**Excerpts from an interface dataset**
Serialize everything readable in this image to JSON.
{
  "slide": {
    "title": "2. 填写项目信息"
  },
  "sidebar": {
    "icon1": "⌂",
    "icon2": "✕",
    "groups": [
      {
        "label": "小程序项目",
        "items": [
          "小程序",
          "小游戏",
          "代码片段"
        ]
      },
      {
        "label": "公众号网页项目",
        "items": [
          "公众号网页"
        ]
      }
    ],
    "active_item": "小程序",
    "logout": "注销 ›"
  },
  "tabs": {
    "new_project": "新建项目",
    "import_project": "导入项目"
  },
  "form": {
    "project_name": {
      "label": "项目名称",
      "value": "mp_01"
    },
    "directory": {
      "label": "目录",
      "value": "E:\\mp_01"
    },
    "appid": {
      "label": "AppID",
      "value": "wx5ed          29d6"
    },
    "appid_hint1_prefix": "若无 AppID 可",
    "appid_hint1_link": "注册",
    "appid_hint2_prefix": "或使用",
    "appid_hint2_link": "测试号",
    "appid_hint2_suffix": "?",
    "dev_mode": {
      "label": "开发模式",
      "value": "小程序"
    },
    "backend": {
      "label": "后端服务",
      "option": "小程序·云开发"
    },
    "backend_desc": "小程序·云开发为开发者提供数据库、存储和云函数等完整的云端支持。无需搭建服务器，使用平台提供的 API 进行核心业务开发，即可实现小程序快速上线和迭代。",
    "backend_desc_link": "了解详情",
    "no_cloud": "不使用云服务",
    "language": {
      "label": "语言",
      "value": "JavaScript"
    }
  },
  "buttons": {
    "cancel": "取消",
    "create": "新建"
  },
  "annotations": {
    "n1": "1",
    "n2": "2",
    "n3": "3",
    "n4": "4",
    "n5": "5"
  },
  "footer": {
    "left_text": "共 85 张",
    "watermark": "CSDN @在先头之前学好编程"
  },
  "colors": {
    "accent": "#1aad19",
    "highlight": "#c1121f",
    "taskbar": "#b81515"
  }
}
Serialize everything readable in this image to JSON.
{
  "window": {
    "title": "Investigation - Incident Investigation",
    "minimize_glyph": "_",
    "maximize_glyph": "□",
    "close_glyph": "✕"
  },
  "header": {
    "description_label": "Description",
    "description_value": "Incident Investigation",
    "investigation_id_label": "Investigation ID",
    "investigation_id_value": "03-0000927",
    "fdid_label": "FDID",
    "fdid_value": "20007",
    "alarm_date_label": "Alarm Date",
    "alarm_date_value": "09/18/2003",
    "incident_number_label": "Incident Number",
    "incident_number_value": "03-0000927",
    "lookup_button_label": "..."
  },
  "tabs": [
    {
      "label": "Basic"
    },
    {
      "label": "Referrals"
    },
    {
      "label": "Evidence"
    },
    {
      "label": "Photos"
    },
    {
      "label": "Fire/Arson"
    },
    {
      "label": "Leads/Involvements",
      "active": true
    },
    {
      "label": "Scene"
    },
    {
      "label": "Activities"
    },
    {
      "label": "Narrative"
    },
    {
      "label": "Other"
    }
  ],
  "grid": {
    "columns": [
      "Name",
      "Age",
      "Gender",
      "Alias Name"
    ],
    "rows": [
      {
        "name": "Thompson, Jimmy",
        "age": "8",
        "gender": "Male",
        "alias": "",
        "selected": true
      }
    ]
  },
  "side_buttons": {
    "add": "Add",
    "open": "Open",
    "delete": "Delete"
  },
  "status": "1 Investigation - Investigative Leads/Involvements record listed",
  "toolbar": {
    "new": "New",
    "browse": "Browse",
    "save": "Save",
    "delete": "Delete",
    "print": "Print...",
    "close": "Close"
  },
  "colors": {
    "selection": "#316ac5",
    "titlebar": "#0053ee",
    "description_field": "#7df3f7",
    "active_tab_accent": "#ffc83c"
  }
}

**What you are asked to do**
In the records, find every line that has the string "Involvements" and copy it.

**Expected answer**
      "label": "Leads/Involvements",
  "status": "1 Investigation - Investigative Leads/Involvements record listed",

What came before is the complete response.